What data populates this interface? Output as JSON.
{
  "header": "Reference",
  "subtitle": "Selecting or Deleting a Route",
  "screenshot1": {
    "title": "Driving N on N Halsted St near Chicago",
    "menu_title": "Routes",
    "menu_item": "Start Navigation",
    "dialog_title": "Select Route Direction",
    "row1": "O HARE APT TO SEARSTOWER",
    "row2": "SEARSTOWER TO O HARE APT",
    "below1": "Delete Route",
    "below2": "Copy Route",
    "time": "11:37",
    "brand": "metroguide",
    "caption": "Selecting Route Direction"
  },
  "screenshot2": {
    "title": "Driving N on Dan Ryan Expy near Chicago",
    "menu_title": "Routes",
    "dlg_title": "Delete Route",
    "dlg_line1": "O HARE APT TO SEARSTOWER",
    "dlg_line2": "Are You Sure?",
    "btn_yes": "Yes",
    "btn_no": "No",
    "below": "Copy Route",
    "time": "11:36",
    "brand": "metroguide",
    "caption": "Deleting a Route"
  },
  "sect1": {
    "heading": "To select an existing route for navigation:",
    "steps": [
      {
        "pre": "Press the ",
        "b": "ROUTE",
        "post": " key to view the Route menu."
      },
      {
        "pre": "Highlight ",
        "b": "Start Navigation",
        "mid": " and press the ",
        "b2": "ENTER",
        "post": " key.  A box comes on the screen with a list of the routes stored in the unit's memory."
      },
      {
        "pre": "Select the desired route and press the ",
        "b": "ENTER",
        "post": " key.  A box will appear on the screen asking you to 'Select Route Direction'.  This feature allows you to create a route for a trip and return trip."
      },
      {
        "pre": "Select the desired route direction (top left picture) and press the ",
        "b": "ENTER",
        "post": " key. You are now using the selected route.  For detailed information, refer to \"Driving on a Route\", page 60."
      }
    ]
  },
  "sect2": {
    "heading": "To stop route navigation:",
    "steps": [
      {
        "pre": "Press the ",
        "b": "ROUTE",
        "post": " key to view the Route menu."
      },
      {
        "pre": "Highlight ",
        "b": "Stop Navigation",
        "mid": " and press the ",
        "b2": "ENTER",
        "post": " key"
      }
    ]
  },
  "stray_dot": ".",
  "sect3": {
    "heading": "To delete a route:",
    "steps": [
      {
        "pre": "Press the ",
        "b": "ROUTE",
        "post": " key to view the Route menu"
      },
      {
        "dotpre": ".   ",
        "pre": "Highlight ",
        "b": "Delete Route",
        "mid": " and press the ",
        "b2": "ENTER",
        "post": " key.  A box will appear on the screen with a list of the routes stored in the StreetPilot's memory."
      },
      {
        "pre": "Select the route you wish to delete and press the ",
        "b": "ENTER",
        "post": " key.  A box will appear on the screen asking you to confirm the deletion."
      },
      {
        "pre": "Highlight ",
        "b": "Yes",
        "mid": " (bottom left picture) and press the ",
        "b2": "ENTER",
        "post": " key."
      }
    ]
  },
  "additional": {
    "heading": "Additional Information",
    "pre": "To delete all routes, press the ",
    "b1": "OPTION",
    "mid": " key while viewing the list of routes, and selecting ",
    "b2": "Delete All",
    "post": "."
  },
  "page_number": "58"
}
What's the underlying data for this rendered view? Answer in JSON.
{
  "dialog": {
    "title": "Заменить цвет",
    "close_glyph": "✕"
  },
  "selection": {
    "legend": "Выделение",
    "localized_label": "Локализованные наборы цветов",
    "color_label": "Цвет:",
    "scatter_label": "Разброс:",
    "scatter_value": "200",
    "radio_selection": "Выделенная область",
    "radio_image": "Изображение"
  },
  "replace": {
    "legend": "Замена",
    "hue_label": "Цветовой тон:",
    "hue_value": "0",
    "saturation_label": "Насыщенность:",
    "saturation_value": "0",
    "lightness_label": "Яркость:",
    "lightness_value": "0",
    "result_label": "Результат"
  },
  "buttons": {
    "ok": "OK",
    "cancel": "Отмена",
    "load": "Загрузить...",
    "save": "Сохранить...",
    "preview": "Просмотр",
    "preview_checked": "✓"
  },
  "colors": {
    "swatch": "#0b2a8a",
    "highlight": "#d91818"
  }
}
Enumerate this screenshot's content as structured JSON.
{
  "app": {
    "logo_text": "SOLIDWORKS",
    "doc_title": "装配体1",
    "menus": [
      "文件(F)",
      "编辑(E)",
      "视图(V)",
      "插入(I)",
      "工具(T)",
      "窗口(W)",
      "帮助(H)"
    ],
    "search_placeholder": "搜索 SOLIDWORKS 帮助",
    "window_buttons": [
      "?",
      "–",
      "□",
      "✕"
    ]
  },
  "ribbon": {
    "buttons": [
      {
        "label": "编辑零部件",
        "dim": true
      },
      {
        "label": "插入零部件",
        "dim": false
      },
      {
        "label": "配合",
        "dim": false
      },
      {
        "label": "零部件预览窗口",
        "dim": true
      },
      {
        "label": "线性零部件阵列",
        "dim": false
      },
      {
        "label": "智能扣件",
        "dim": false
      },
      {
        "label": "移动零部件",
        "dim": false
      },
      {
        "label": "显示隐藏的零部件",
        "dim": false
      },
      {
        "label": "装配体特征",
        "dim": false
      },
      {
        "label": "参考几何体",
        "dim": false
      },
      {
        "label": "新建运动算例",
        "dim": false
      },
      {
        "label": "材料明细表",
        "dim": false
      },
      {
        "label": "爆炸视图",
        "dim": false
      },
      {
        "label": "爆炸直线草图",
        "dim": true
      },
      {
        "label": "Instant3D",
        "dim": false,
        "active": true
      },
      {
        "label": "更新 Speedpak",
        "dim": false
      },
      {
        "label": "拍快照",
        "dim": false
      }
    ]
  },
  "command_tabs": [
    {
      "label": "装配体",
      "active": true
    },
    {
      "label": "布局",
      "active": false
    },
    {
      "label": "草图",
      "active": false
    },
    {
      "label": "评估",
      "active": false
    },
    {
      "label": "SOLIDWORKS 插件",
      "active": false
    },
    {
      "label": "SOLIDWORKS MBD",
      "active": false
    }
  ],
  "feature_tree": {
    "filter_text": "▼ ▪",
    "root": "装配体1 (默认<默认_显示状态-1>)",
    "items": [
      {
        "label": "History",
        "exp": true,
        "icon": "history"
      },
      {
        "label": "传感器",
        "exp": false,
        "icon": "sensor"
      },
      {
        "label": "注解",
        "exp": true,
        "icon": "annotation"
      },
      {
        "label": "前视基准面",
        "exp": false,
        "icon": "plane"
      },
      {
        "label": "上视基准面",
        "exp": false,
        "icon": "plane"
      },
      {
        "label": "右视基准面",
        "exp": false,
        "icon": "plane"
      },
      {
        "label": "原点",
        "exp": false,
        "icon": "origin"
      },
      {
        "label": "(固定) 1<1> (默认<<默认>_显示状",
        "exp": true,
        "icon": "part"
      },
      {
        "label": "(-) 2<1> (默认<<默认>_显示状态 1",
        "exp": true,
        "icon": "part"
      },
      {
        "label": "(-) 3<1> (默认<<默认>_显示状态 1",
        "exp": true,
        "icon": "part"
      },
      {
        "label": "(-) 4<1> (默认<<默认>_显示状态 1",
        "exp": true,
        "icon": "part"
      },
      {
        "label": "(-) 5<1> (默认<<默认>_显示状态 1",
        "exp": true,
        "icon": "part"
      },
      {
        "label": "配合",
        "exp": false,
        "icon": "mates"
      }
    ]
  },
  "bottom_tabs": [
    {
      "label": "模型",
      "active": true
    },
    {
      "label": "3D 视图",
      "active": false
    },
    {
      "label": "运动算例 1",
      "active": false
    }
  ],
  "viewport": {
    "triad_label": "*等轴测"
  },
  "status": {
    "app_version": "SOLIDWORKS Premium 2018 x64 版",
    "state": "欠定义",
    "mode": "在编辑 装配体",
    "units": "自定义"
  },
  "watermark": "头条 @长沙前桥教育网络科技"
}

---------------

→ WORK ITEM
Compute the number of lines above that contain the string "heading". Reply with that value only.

→ TASK RESPONSE
4